*** INFORMATION SHOWN ***
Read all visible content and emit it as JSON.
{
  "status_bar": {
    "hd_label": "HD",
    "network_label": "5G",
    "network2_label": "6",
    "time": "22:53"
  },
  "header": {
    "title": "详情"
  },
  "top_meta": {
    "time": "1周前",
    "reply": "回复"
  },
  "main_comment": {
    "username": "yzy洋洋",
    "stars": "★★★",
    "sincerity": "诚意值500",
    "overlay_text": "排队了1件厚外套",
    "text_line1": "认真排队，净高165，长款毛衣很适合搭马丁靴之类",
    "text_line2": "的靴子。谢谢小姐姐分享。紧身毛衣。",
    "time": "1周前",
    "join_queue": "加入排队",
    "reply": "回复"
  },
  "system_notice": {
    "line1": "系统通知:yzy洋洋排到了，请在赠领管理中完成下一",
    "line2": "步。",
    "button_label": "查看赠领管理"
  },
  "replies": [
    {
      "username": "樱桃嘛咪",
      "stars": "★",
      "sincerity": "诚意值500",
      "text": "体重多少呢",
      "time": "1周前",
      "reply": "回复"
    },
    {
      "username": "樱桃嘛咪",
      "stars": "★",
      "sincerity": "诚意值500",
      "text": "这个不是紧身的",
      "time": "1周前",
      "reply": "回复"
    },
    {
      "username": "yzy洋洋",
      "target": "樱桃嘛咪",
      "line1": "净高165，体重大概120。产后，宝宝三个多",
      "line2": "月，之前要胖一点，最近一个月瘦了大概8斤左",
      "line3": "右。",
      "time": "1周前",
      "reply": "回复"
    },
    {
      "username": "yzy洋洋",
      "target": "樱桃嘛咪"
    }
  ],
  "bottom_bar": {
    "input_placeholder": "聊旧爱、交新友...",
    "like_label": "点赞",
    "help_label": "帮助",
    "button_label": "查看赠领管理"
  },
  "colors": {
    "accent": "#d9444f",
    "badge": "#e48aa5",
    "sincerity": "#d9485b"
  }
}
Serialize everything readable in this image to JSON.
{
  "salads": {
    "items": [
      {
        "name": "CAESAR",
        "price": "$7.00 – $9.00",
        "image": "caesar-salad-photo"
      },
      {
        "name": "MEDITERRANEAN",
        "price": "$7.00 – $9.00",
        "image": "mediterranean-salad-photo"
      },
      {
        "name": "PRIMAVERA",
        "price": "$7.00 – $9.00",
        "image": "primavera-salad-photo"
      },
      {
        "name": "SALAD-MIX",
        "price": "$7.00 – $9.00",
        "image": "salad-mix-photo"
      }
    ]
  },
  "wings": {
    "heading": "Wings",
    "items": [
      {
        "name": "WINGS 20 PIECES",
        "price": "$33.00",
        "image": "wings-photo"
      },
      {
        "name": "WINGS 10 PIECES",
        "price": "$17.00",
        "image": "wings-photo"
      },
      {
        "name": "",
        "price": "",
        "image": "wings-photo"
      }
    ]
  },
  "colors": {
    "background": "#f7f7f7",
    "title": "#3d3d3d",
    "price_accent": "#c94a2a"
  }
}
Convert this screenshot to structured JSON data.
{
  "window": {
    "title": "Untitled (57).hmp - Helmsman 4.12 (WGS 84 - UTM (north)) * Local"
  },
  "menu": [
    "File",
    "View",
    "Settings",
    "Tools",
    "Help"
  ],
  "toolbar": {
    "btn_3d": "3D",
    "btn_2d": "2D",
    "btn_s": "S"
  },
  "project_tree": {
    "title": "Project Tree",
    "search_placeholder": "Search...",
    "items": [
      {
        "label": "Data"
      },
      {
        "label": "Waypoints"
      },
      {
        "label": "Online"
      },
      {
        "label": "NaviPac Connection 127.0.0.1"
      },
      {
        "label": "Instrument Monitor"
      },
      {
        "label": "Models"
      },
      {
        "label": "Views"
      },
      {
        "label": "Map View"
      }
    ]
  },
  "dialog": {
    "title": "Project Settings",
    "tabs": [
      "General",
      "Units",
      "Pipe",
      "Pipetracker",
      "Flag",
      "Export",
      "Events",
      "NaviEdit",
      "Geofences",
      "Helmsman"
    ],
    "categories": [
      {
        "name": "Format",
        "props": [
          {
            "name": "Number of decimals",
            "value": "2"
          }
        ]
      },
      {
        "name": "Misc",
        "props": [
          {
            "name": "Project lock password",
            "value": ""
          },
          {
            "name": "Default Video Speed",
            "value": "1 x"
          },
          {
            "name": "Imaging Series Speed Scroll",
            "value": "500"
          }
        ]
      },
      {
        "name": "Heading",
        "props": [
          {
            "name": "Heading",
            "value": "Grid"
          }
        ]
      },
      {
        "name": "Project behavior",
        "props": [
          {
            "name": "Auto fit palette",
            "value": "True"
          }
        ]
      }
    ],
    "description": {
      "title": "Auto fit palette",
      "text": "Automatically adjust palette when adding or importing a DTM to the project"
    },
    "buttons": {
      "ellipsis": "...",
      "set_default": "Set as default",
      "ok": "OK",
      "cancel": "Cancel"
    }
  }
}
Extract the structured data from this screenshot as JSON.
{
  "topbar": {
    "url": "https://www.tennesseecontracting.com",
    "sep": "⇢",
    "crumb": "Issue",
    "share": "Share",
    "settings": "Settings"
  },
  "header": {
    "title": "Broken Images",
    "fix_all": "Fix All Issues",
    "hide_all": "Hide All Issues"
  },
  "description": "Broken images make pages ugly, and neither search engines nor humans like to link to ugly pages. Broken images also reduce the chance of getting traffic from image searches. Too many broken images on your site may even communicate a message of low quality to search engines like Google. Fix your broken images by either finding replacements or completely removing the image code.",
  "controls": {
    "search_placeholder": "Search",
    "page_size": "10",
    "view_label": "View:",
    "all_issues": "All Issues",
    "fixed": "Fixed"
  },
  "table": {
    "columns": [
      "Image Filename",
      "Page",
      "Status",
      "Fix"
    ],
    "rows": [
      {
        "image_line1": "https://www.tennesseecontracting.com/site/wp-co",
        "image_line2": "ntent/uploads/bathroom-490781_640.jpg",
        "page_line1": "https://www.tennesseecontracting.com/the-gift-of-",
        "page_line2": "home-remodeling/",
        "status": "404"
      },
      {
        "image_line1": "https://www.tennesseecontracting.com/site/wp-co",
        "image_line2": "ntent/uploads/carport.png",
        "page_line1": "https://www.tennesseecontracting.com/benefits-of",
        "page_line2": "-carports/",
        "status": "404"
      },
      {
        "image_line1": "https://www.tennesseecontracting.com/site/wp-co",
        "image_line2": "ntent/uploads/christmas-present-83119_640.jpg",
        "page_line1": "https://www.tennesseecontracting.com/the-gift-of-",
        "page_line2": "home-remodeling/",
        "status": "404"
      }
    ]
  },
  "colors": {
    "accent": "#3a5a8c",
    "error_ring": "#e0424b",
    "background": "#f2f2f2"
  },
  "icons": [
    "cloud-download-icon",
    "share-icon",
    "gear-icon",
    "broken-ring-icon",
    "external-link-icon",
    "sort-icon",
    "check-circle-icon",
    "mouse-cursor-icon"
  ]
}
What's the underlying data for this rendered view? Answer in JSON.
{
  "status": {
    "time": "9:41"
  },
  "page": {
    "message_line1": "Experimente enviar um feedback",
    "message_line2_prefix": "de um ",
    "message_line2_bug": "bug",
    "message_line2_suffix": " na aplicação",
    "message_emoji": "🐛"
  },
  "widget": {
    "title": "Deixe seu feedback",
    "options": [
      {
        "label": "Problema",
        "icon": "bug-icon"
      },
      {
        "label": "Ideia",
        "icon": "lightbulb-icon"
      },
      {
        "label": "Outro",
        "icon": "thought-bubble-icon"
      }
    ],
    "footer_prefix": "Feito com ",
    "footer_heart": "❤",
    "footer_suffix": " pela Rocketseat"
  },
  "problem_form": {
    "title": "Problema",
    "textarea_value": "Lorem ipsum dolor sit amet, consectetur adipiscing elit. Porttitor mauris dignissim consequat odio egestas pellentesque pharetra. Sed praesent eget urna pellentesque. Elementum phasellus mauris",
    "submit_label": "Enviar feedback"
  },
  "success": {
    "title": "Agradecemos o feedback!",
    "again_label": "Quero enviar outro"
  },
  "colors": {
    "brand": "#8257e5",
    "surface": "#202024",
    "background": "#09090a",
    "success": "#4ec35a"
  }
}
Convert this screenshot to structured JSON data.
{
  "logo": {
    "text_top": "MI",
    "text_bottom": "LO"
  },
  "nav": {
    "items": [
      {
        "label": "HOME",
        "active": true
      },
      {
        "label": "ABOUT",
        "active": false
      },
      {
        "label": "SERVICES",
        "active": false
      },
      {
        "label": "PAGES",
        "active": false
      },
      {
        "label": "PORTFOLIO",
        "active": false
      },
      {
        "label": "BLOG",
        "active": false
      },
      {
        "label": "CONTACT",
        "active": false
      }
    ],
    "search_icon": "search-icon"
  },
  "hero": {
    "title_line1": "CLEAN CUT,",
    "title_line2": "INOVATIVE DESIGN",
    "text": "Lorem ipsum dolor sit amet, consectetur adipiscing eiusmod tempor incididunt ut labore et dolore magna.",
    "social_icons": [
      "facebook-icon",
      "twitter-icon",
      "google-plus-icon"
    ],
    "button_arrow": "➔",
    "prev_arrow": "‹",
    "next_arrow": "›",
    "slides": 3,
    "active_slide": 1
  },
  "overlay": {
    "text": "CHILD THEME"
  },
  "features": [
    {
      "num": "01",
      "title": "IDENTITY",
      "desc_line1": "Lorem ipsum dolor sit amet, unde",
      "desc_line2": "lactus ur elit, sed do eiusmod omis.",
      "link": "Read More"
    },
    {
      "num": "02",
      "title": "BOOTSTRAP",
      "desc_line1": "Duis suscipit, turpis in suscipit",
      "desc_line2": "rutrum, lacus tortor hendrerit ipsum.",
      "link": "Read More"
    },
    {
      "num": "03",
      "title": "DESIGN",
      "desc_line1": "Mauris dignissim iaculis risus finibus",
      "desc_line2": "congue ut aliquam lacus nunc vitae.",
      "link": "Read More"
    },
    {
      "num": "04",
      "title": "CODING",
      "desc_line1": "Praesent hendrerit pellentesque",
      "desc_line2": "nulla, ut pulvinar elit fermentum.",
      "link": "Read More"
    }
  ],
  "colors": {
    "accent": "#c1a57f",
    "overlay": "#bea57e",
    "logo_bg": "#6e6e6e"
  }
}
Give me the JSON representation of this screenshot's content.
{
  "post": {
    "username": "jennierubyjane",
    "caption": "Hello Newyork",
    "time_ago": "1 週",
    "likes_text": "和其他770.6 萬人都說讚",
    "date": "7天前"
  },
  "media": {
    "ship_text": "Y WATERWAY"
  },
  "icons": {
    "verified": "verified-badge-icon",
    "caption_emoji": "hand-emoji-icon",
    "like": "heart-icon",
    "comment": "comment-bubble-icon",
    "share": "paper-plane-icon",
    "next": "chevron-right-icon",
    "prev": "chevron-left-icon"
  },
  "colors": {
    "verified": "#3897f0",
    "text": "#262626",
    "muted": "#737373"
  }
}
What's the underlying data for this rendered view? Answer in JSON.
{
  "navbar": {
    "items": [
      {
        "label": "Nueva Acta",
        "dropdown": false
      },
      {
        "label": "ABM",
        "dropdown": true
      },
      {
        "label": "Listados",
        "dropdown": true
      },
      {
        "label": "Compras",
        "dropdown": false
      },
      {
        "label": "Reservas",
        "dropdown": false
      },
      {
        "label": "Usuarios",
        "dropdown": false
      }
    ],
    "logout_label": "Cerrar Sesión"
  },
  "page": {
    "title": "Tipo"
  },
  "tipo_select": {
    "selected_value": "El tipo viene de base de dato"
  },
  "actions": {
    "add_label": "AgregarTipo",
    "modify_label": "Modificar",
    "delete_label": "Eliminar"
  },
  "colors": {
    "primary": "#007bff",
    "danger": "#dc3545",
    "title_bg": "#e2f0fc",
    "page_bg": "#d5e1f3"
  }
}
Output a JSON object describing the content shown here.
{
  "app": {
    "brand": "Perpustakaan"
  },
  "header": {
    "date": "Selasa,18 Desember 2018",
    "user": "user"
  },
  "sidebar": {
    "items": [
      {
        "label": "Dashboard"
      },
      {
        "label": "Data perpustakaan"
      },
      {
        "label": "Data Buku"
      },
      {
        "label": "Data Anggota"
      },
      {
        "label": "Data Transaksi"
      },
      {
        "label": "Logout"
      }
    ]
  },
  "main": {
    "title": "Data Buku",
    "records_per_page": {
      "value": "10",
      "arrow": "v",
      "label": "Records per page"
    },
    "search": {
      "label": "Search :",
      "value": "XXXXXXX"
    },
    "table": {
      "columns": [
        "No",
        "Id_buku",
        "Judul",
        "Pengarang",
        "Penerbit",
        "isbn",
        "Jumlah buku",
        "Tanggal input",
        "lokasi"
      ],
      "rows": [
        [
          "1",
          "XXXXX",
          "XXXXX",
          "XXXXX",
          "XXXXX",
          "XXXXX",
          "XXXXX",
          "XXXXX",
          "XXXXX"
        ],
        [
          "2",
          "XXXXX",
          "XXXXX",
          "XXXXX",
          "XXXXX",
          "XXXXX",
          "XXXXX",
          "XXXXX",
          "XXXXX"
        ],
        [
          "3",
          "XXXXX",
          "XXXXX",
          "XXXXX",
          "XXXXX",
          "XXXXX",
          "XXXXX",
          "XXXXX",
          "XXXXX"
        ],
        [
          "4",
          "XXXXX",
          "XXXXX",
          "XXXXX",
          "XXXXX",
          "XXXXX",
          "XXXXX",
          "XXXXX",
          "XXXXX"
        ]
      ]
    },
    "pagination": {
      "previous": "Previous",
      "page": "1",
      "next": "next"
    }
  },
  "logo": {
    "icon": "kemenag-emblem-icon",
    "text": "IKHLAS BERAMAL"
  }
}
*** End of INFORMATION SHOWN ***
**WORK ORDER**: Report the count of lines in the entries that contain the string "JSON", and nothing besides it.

**WRITTEN SOLUTION**: 9